Corey D. Silverstein, Law Offices of Corey D. Silverstein:
Regardless of your political views and whether you agree or disagree with his opinions, the U.S. and the world lost a brilliant mind today. Justice Scalia’s death was unexpected and will most definitely play a major role into this year’s election battle for the White House. President Obama will surely attempt to appoint a replacement for Justice Scalia prior to his exit as president of the U.S. but with a Republican-controlled Senate, I expect there to be substantial roadblocks placed in the president’s way. Justice Scalia has repeatedly been labeled one of the most conservative justices in the history of the U.S. Supreme Court. Justice Scalia was not short on his words when it came to issues such as supporting the 2nd Amendment (“right to bear arms”) and his displeasure with the Supreme Court’s majority decision to legalize same-same marriage. Justice Scalia also wrote a scathing dissent opinion in the case of Lawrence v. Texas, in which the Supreme Court outlawed penalties for homosexual acts, and I suspect that many who supported same-sex marriage and gay rights are not too upset about Justice Scalia no longer being on the Supreme Court.
When it comes to the adult entertainment Industry, it is difficult to predict how Justice Scalia’s death will impact the Supreme Court given the fact that it is unknown whether President Obama or the next president of the U.S. will ultimately appoint the next Supreme Court justice. If President Obama gets his way, he would most certainly aim to appoint a more liberal justice that could have a substantial impact on future Supreme Court decisions; however, if a Republican wins the upcoming presidential election, then I suspect that a candidate with similar ideologies to Justice Scalia will be sought. Many in the adult entertainment industry may see Justice Scalia’s death as a positive in terms of future decisions impacting the industry, but I’d urge caution of thinking in that manner because it’s certainly possible of ending up with someone with similar ideologies or perhaps even worse.

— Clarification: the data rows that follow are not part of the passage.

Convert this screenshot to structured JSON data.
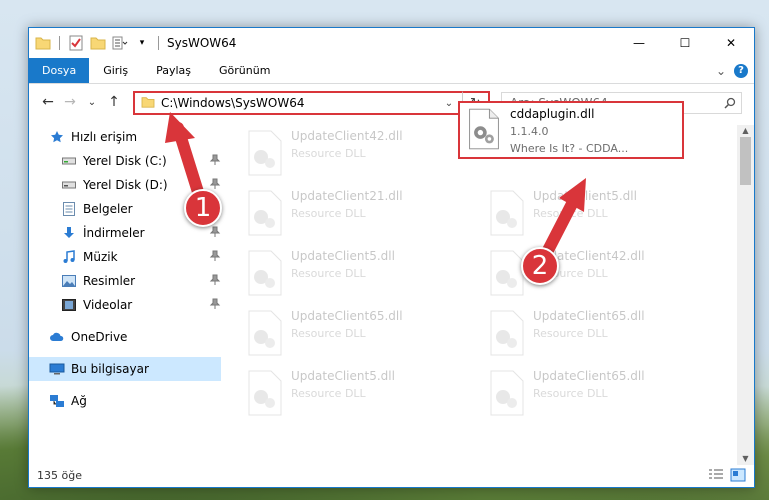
{
  "window": {
    "title": "SysWOW64",
    "controls": {
      "minimize": "—",
      "maximize": "☐",
      "close": "✕"
    }
  },
  "ribbon": {
    "tabs": [
      "Dosya",
      "Giriş",
      "Paylaş",
      "Görünüm"
    ],
    "expand": "⌄",
    "help": "?"
  },
  "nav": {
    "back": "←",
    "forward": "→",
    "recent": "⌄",
    "up": "↑",
    "address": "C:\\Windows\\SysWOW64",
    "address_dropdown": "⌄",
    "refresh": "↻",
    "search_placeholder": "Ara: SysWOW64"
  },
  "sidebar": {
    "items": [
      {
        "label": "Hızlı erişim",
        "icon": "star-icon"
      },
      {
        "label": "Yerel Disk (C:)",
        "icon": "drive-icon",
        "pinned": true
      },
      {
        "label": "Yerel Disk (D:)",
        "icon": "drive-icon",
        "pinned": true
      },
      {
        "label": "Belgeler",
        "icon": "documents-icon",
        "pinned": true
      },
      {
        "label": "İndirmeler",
        "icon": "download-icon",
        "pinned": true
      },
      {
        "label": "Müzik",
        "icon": "music-icon",
        "pinned": true
      },
      {
        "label": "Resimler",
        "icon": "pictures-icon",
        "pinned": true
      },
      {
        "label": "Videolar",
        "icon": "videos-icon",
        "pinned": true
      },
      {
        "label": "OneDrive",
        "icon": "cloud-icon"
      },
      {
        "label": "Bu bilgisayar",
        "icon": "computer-icon",
        "selected": true
      },
      {
        "label": "Ağ",
        "icon": "network-icon"
      }
    ]
  },
  "files": {
    "left_col": [
      {
        "name": "UpdateClient42.dll",
        "desc": "Resource DLL"
      },
      {
        "name": "UpdateClient21.dll",
        "desc": "Resource DLL"
      },
      {
        "name": "UpdateClient5.dll",
        "desc": "Resource DLL"
      },
      {
        "name": "UpdateClient65.dll",
        "desc": "Resource DLL"
      },
      {
        "name": "UpdateClient5.dll",
        "desc": "Resource DLL"
      }
    ],
    "right_col": [
      {
        "name": "UpdateClient5.dll",
        "desc": "Resource DLL"
      },
      {
        "name": "UpdateClient42.dll",
        "desc": "Resource DLL"
      },
      {
        "name": "UpdateClient65.dll",
        "desc": "Resource DLL"
      },
      {
        "name": "UpdateClient65.dll",
        "desc": "Resource DLL"
      }
    ],
    "highlighted": {
      "name": "cddaplugin.dll",
      "version": "1.1.4.0",
      "description": "Where Is It? - CDDA..."
    }
  },
  "status": {
    "count": "135 öğe"
  },
  "annotations": {
    "step1": "1",
    "step2": "2"
  },
  "colors": {
    "accent": "#1979ca",
    "highlight_red": "#d9353a",
    "selected_bg": "#cce8ff"
  }
}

Regardless, the world lost a very special mind today and everyone should take a few minutes to read or re-read some of Justice Scalia’s majority and dissenting opinions.
Marc Randazza, Randazza Legal Group:
Scalia was not friendly to the adult industry, and would normally engage in whatever legal contortions he could in order to rule against it. Nevertheless, I think that many of us see him as a one dimensional caricature, and forget that he (like all people) could be a complicated and nuanced individual. Brown v. Entertainment Merchants Ass'n and RAV v. City of St. Paul are two of the most speech protective decisions we have had in recent decades — both authored by him.
Allan B. Gelbard, The Law Offices of Allan B. Gelbard:
Justice Scalia's passing creates an opening on the court that must be filled by the president and confirmed by the Senate. We are already seeing the usual suspects on the right saying Obama should not be permitted to appoint his replacement. This is why elections are so important. Had the Democrats held the Senate in 2014, this would be a seismic shift. But with the Republican majority in the Senate, we are probably looking at a year of obstruction of Obama 's nominee(s). What could be very interesting is if Clinton or Sanders win, and if the Dems take back the Senate, Obama would make an excellent choice for the open spot.
Karen Tynan, attorney at law:
If Obama is smart, he will nominate a well qualified woman of color. Tee it up for the Republicans to look bad opposing the nomination.